Elizabeth White provides an insightful review of Modest Livelihood, an exhibition on display at Centre Vox in Montréal. Brian Jungen and Duane Linklater’s 16mm film is on view until November 1, 2014. This collaborative film follows the artists and Jungen’s uncle as they embark on a series of hunting trips from Fort St. John, BC. More information can be found on the Centre VOX website.
Shown in a dark room peopled by three benches and viewers alone, the focus of the silent film by Duane Linklater (Omaskêko Cree) and Brian Jungen (Swiss and Dane-zaa First Nation) is internalized, suggesting that the set-up is Modest Livelihood proper: its environment, its fall trees and winter snow. The set-up is not the room, a museum or a frame.
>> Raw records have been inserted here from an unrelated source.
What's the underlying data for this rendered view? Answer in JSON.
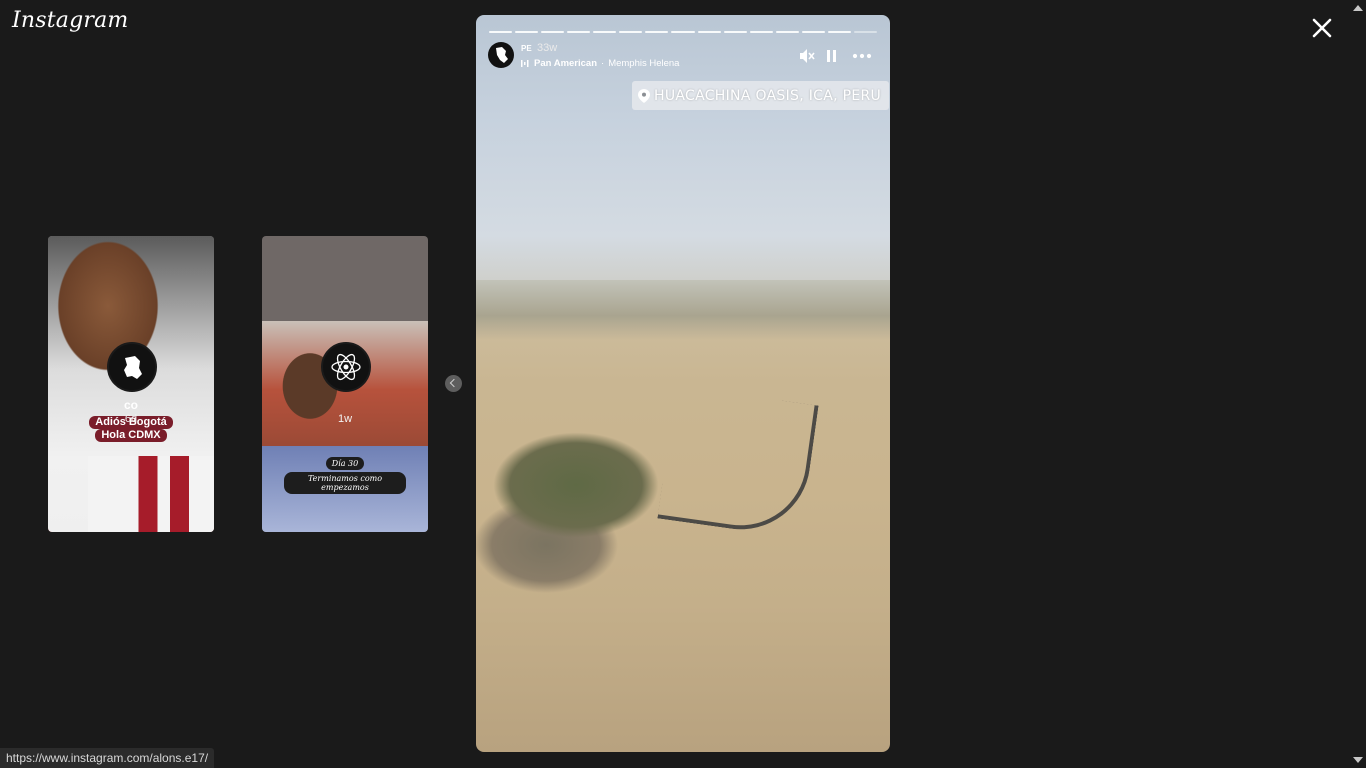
{
  "app": {
    "logo_text": "Instagram"
  },
  "previews": [
    {
      "username": "co",
      "time": "6d",
      "sticker_lines": [
        "Adiós Bogotá",
        "Hola CDMX"
      ]
    },
    {
      "username": "",
      "time": "1w",
      "caption_lines": [
        "Día 30",
        "Terminamos como empezamos"
      ]
    }
  ],
  "story": {
    "username": "PE",
    "time": "33w",
    "music": {
      "artist": "Pan American",
      "separator": "·",
      "title": "Memphis Helena"
    },
    "location": "HUACACHINA OASIS, ICA, PERU",
    "segments": 15,
    "current_segment": 15
  },
  "status_bar": {
    "url": "https://www.instagram.com/alons.e17/"
  },
  "icons": {
    "close": "close-icon",
    "mute": "speaker-muted-icon",
    "pause": "pause-icon",
    "more": "more-options-icon",
    "location_pin": "location-pin-icon",
    "music": "music-note-icon",
    "prev": "chevron-left-icon"
  },
  "colors": {
    "background": "#1a1a1a",
    "progress": "#ffffff",
    "sticker": "#7a1d2a"
  }
}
This lack of a frame hints at the limits and lack thereof of the work. There are conceptual frameworks the collaborative video is likewise resisting.
The moose hunt is depicted in strikingly calm, peaceful silence. The quiet is abounding in unknowable, personal familiarity of the land and the hunt shared in secretive silence. What is viewed is intimate; what one feels — inclusion or exclusion — is intimate as well. Jungen and Linklater’s work makes room for the inner activity of the work and the viewer. The silence of the video is activated by its situation in VOX Gallery. The presentation in this artist-run gallery with the mission statements to “support research and presentation initiatives as well [as] enable artists, exhibition curators and other researchers to contribute to art experimentation, to reflection and to development of multiple forms of critical discourse around image-making and exhibition practices” underscores the intent of the work to draw the viewer into the video and out of the discursive practices that have delivered considerable violence to the conception of the Aboriginal self and identity.
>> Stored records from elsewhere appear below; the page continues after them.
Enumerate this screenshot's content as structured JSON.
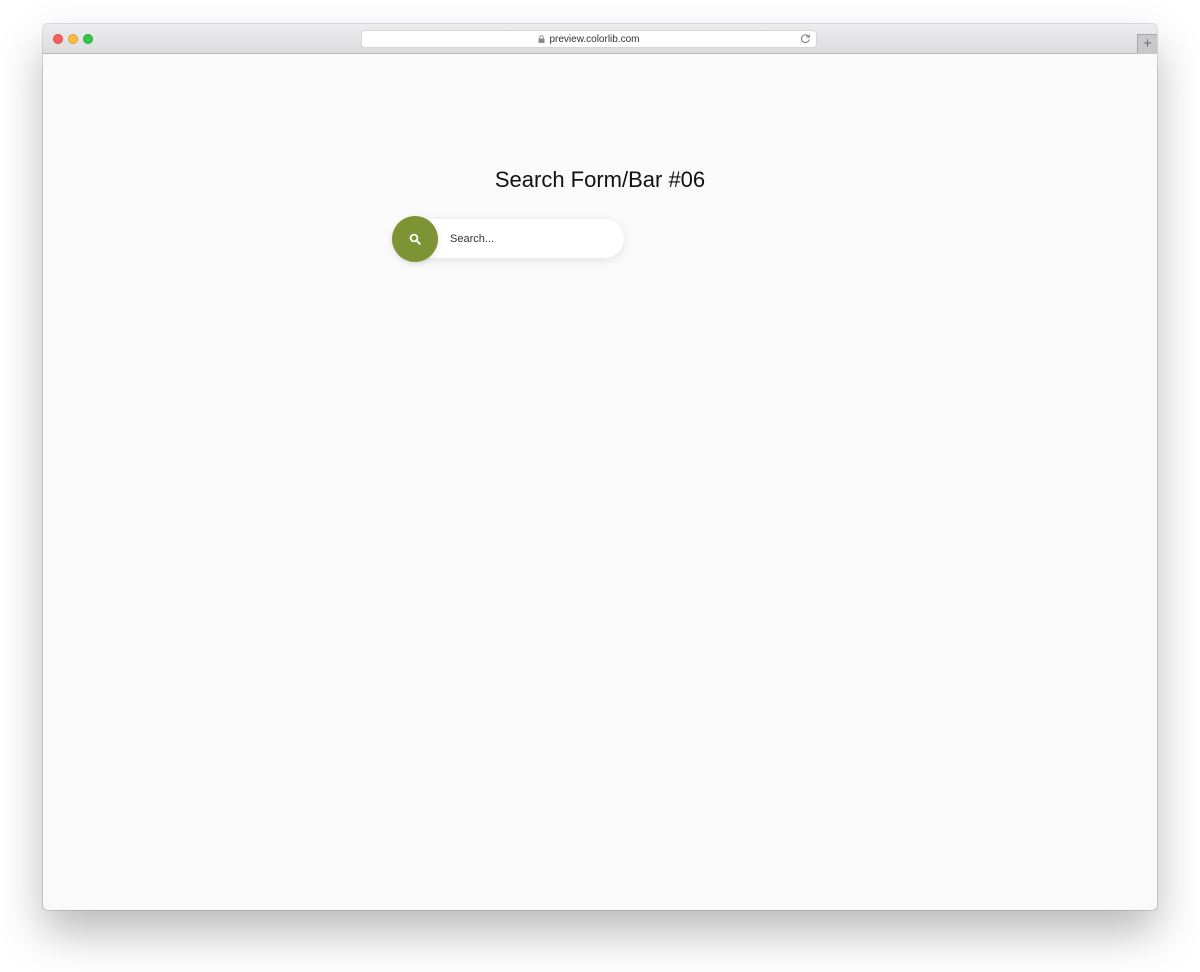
{
  "browser": {
    "url": "preview.colorlib.com",
    "new_tab_label": "+"
  },
  "page": {
    "title": "Search Form/Bar #06"
  },
  "search": {
    "placeholder": "Search...",
    "value": "",
    "button_icon": "search-icon",
    "accent_color": "#7e9434"
  }
}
Brian Jungen and Duane Linklater, Modest Livelihood, still, 2012, silent Super 16mm film transferred to Blu-ray, 50 min. Courtesy of the artists and Catriona Jeffries Gallery, Vancouver.
The men hunt within the discursive practices attempting to define them as well as within the ruling of their land materialized by the wire fences between hunting grounds and oil rigs. Coming up to and looking beyond a wire fence, Linklater, Jungen, his uncle, and the cameraman are pushing seriously up against supposedly “natural categories of existence.” The intimacy of silence situates attention in the movement of the hunters navigating the land, prodding the earth in search of sure footing, walking, waiting then shooting the moose so subtly that the viewer is unaware of the climactic moment. Once more, the men exercise an understanding quite unknown to the viewer. They navigate the body of the moose with care and precision. This moment offsets the assumed object of the film: the kill. The latter does not end the hunt. The brunt of the activity lies in the processing of the moose’s body. The men then drive off bringing every part of the hunt and the moose with them, leaving nothing behind but entrails and wire fences.
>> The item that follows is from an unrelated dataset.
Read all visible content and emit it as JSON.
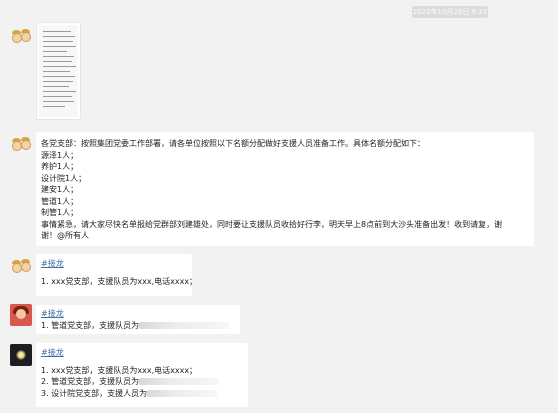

Discourse and silence are remobilized to emphasize the intimate, personal nature of Indigenous identities. Silence, however, introduces tension between the viewer and the work by suggesting that the knowledge of the hunt and of the land is sealed inside the work, leaving the viewer at a loss. In this way, there is a separation between the viewer and the individuals, who, by being allowed in, are capable of navigating the mountainous, densely-forested landscape. There is no place for institutional or discursive violence — or speech at all — in Modest Livelihood.
 Bonita Lawrence, “Gender, Race, and the Regulation of Native Identity in Canada and the United States: An Overview,” inHypatia, Vol. 18, No. 2, 2003, p.4.